__INFORMATION GIVEN__:

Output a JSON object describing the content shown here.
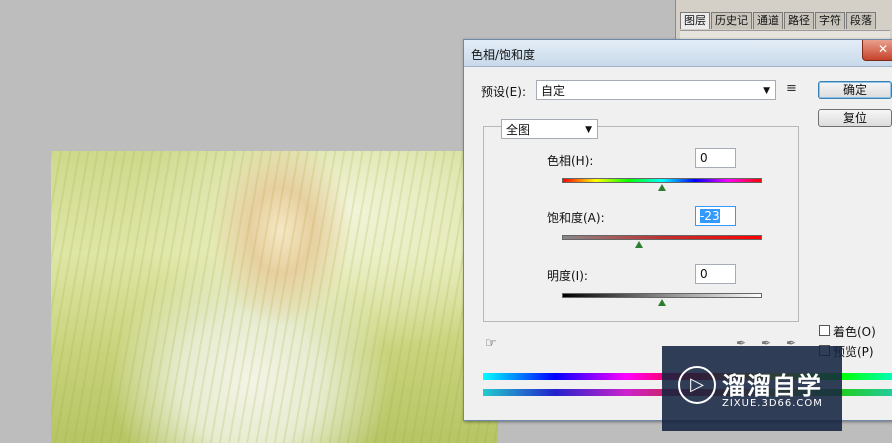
{
  "panel": {
    "tabs": [
      "图层",
      "历史记",
      "通道",
      "路径",
      "字符",
      "段落"
    ]
  },
  "dialog": {
    "title": "色相/饱和度",
    "close_glyph": "✕",
    "preset_label": "预设(E):",
    "preset_value": "自定",
    "preset_menu_icon": "menu-icon",
    "ok_label": "确定",
    "reset_label": "复位",
    "channel_value": "全图",
    "hue": {
      "label": "色相(H):",
      "value": "0",
      "fraction": 0.5
    },
    "saturation": {
      "label": "饱和度(A):",
      "value": "-23",
      "fraction": 0.385
    },
    "lightness": {
      "label": "明度(I):",
      "value": "0",
      "fraction": 0.5
    },
    "colorize_label": "着色(O)",
    "preview_label": "预览(P)",
    "preview_checked": false,
    "colorize_checked": false
  },
  "watermark": {
    "logo_glyph": "▷",
    "title": "溜溜自学",
    "url": "ZIXUE.3D66.COM"
  },
  "colors": {
    "title_bg": "#c9d9ea",
    "close": "#c7432b",
    "thumb": "#2f7d32",
    "selection": "#3399ff"
  }
}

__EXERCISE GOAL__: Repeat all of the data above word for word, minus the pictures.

__EXPECTED ANSWER__:
Output a JSON object describing the content shown here.
{
  "panel": {
    "tabs": [
      "图层",
      "历史记",
      "通道",
      "路径",
      "字符",
      "段落"
    ]
  },
  "dialog": {
    "title": "色相/饱和度",
    "close_glyph": "✕",
    "preset_label": "预设(E):",
    "preset_value": "自定",
    "preset_menu_icon": "menu-icon",
    "ok_label": "确定",
    "reset_label": "复位",
    "channel_value": "全图",
    "hue": {
      "label": "色相(H):",
      "value": "0",
      "fraction": 0.5
    },
    "saturation": {
      "label": "饱和度(A):",
      "value": "-23",
      "fraction": 0.385
    },
    "lightness": {
      "label": "明度(I):",
      "value": "0",
      "fraction": 0.5
    },
    "colorize_label": "着色(O)",
    "preview_label": "预览(P)",
    "preview_checked": false,
    "colorize_checked": false
  },
  "watermark": {
    "logo_glyph": "▷",
    "title": "溜溜自学",
    "url": "ZIXUE.3D66.COM"
  },
  "colors": {
    "title_bg": "#c9d9ea",
    "close": "#c7432b",
    "thumb": "#2f7d32",
    "selection": "#3399ff"
  }
}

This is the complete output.